Courtside lifesavers

AED

Missouri S&T athletic trainers Samantha Welter (left) and Elizabeth Sisemore (right).
(Photo by B.A. Rupert)

When athletic trainers go through certification to administer cardiopulmonary resuscitation or use an automated external defibrillator (AED), they rarely think they will actually have to use that training in real life.

But on May 23, Missouri S&T athletic trainers Samantha Welter and Elizabeth Sisemore had to use that training. And their actions saved the life of a man in the Student Recreation Center.

Tom Brown, a regular participant in lunchtime basketball games in the facility, was preparing for a pick-up game that afternoon when he collapsed. Thanks to the immediate response of assistant basketball coach Joey Goodson — the first to check on Brown after he fell — and assistant football coaches Nate Saum and Brett Sykes, Welter and Sisemore were tracked down to attend to the situation.

“Both of us were in the front office at the time and the coaches told us that someone had passed out,” Sisemore recalls. “When I got in there (approximately two minutes after it happened), he was not responsive and was having trouble breathing. Sam went to get the AED device while I started to perform CPR, then when she got back we started a two-person CPR.”

The athletic trainers then used the AED device to deliver an electric shock that restored the heartbeat and revived Brown just before medical personnel arrived.
Welter says it was just a matter of reacting instinctively to the situation.

“We didn’t have time to think about it; we just had to do it,” Welter says. “The whole thing lasted about five minutes, but it felt like it took forever. I will say that everything that happened went the way that it should have. Everyone worked together very well and was very helpful.”

A few days later, the local emergency personnel who arrived on the scene cited the two athletic trainers, both in their second year on the Missouri S&T staff, for their quick response and the use of CPR and the AED.

“The AEDs proved to be 100 percent effective,” Sisemore says. “The devices are very instructive and tell you everything to do, as well as keep a record for medical personnel of all the information while treating someone. This has helped us as well with EKGs (electrocardiograms) so we know more to prevent this from happening in the future. We’ve also added more machines in the facility.” There are now 12 AED devices in the building.

And thanks to the fast action of Welter and Sisemore, Brown will soon be able to return to the basketball court.

Around the Puck

By the numbers: Fall/Winter 2018

8,607 Students enrolled for the fall semester at Missouri S&T. Classes started Aug. 20. 91 Percentage of first-year freshmen who receive scholarships and financial aid.
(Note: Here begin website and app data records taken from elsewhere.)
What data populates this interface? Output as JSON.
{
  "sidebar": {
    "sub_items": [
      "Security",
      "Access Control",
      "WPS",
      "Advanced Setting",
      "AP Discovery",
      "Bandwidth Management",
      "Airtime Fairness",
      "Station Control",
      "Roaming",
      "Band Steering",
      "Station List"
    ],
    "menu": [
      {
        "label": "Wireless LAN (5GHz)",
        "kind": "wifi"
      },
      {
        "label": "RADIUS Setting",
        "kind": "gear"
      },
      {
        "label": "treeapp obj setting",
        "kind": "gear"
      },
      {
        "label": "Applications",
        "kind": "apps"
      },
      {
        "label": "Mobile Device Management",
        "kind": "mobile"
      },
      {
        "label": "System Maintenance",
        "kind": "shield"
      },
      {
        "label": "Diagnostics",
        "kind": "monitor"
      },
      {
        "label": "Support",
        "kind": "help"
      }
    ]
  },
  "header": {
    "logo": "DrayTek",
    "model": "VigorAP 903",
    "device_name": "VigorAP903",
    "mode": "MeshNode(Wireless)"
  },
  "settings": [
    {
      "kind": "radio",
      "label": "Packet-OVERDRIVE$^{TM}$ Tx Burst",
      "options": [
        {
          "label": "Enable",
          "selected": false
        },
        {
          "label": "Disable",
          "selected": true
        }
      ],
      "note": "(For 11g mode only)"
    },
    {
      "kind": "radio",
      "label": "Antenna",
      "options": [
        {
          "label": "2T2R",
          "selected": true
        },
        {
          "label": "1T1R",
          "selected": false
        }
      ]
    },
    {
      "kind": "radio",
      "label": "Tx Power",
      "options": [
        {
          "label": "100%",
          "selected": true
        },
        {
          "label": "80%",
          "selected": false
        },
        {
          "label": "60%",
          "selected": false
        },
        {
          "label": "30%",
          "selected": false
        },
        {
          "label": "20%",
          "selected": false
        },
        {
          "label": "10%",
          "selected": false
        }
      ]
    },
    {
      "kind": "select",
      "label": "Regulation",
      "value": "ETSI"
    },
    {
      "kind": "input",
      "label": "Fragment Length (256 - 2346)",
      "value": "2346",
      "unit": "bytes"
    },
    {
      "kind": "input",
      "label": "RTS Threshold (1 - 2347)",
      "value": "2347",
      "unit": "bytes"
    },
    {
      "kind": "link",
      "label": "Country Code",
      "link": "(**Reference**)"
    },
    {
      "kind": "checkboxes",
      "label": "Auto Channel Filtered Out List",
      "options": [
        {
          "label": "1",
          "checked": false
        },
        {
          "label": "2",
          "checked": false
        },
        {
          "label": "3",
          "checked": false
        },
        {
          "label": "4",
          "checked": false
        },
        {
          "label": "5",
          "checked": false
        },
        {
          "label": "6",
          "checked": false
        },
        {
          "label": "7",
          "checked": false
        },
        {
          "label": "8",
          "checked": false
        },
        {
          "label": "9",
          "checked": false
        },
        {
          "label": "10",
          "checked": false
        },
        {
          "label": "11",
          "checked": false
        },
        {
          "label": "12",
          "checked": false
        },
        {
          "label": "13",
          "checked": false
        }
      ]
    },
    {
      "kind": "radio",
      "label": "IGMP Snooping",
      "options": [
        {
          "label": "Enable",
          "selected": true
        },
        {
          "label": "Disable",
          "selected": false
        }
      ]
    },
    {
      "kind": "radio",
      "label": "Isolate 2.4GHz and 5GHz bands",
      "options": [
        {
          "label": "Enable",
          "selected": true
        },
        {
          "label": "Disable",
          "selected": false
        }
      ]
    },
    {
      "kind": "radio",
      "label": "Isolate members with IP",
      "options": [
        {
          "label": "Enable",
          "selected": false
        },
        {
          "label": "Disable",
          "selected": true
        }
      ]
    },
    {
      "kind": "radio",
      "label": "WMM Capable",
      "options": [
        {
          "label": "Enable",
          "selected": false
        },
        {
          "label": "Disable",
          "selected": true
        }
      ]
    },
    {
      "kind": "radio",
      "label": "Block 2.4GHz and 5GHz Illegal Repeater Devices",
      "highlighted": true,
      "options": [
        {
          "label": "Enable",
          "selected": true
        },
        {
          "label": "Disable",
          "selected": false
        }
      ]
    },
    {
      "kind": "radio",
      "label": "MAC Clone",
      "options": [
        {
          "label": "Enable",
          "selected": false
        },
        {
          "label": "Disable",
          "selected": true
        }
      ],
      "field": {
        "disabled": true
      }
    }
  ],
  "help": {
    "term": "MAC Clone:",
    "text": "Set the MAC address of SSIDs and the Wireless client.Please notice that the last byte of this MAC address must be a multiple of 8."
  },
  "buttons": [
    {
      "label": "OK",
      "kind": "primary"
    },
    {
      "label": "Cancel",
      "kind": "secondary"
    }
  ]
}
[Read More...]

Making tornado alley safer

Growing up in northeast China, Guirong “Grace” Yan didn’t see many tornados in a country where the number of documented twisters is a fraction of those that hit the United States. But as her academic career took Yan to several postdoctoral fellowships and then faculty positions in Indiana, Missouri and Texas, the assistant professor of […]

[Read More...]

Living laboratory houses lead battery research

This past November, Missouri S&T installed two new advanced lead battery microgrid systems at the EcoVillage, a “living laboratory” that is home to S&T’s solar-powered homes.

[Read More...]

Partners for progress

An expansion of the partnership between Missouri S&T and Missouri State University will allow students to pursue a mechanical engineering degree on the Missouri State campus with courses taught by faculty from both institutions. Students began applying this fall. The program will begin in fall 2019.

[Read More...]

Chancellor search is underway

This past August, University of Missouri President Mun Choi announced the formation of a 23-member committee to lead a nationwide search for a chancellor at Missouri S&T.

[Read More...]